(Available records Opens)
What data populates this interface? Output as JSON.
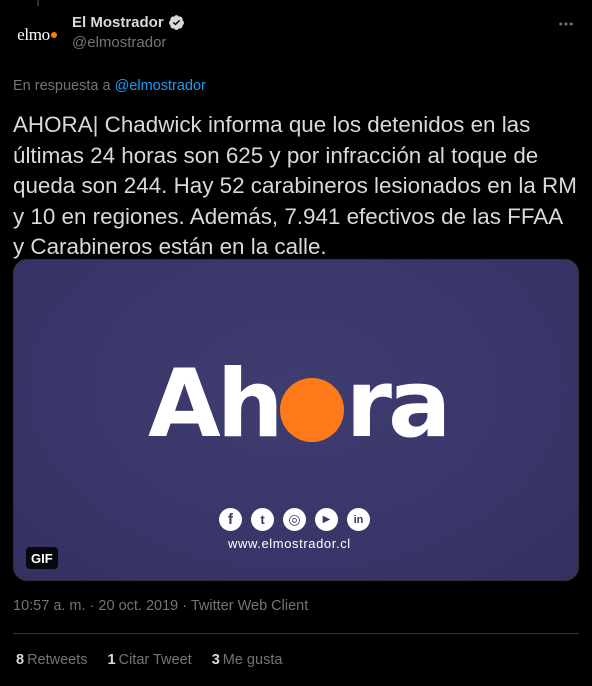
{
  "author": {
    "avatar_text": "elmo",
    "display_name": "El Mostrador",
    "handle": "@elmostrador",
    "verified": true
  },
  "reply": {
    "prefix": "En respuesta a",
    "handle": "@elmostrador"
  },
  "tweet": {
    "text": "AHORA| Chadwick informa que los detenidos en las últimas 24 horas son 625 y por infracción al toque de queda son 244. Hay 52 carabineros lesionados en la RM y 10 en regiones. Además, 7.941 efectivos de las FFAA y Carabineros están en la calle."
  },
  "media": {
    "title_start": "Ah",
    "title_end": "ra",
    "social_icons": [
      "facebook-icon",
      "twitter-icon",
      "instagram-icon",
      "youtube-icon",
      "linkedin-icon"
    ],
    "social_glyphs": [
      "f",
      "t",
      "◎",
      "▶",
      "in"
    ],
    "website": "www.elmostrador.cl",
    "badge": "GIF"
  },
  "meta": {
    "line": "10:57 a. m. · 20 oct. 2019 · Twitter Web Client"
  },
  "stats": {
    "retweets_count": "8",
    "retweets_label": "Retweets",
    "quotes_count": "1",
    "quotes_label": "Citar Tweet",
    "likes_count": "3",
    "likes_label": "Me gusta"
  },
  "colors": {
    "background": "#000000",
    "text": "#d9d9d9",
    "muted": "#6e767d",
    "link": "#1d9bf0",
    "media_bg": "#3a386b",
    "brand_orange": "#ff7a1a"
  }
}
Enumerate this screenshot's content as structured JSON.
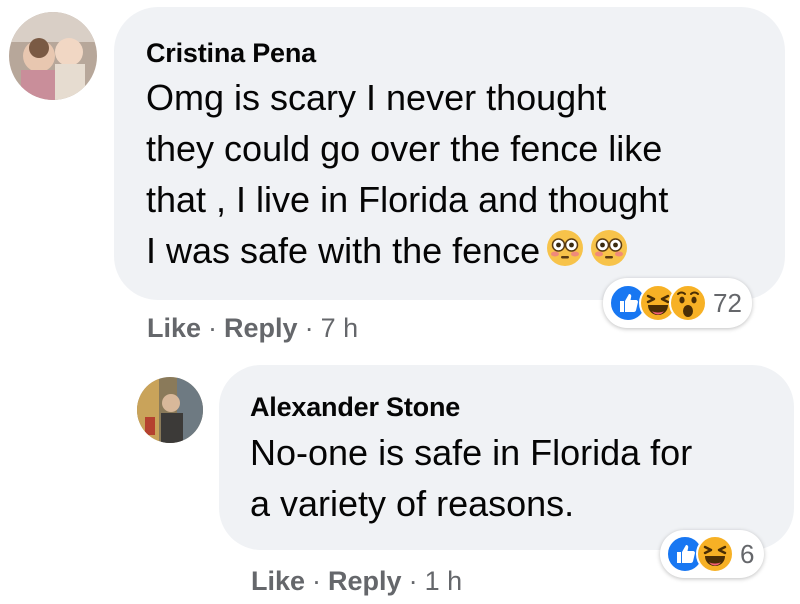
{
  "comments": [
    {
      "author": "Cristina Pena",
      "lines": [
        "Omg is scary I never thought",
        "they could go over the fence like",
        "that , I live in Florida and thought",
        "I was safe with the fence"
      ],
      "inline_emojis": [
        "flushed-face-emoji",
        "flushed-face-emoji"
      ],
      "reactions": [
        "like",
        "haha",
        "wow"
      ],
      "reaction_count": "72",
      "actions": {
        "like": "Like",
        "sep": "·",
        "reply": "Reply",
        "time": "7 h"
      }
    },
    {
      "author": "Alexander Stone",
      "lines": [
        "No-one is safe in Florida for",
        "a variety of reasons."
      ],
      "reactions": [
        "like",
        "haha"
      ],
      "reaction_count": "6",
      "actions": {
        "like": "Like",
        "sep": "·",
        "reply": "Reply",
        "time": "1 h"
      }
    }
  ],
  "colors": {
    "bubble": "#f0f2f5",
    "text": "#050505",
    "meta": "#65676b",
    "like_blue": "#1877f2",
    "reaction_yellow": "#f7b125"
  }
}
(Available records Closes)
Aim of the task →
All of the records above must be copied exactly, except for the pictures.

Response to the exercise →
What data populates this interface? Output as JSON.
{
  "author": {
    "avatar_text": "elmo",
    "display_name": "El Mostrador",
    "handle": "@elmostrador",
    "verified": true
  },
  "reply": {
    "prefix": "En respuesta a",
    "handle": "@elmostrador"
  },
  "tweet": {
    "text": "AHORA| Chadwick informa que los detenidos en las últimas 24 horas son 625 y por infracción al toque de queda son 244. Hay 52 carabineros lesionados en la RM y 10 en regiones. Además, 7.941 efectivos de las FFAA y Carabineros están en la calle."
  },
  "media": {
    "title_start": "Ah",
    "title_end": "ra",
    "social_icons": [
      "facebook-icon",
      "twitter-icon",
      "instagram-icon",
      "youtube-icon",
      "linkedin-icon"
    ],
    "social_glyphs": [
      "f",
      "t",
      "◎",
      "▶",
      "in"
    ],
    "website": "www.elmostrador.cl",
    "badge": "GIF"
  },
  "meta": {
    "line": "10:57 a. m. · 20 oct. 2019 · Twitter Web Client"
  },
  "stats": {
    "retweets_count": "8",
    "retweets_label": "Retweets",
    "quotes_count": "1",
    "quotes_label": "Citar Tweet",
    "likes_count": "3",
    "likes_label": "Me gusta"
  },
  "colors": {
    "background": "#000000",
    "text": "#d9d9d9",
    "muted": "#6e767d",
    "link": "#1d9bf0",
    "media_bg": "#3a386b",
    "brand_orange": "#ff7a1a"
  }
}
Enumerate this screenshot's content as structured JSON.
{
  "comments": [
    {
      "author": "Cristina Pena",
      "lines": [
        "Omg is scary I never thought",
        "they could go over the fence like",
        "that , I live in Florida and thought",
        "I was safe with the fence"
      ],
      "inline_emojis": [
        "flushed-face-emoji",
        "flushed-face-emoji"
      ],
      "reactions": [
        "like",
        "haha",
        "wow"
      ],
      "reaction_count": "72",
      "actions": {
        "like": "Like",
        "sep": "·",
        "reply": "Reply",
        "time": "7 h"
      }
    },
    {
      "author": "Alexander Stone",
      "lines": [
        "No-one is safe in Florida for",
        "a variety of reasons."
      ],
      "reactions": [
        "like",
        "haha"
      ],
      "reaction_count": "6",
      "actions": {
        "like": "Like",
        "sep": "·",
        "reply": "Reply",
        "time": "1 h"
      }
    }
  ],
  "colors": {
    "bubble": "#f0f2f5",
    "text": "#050505",
    "meta": "#65676b",
    "like_blue": "#1877f2",
    "reaction_yellow": "#f7b125"
  }
}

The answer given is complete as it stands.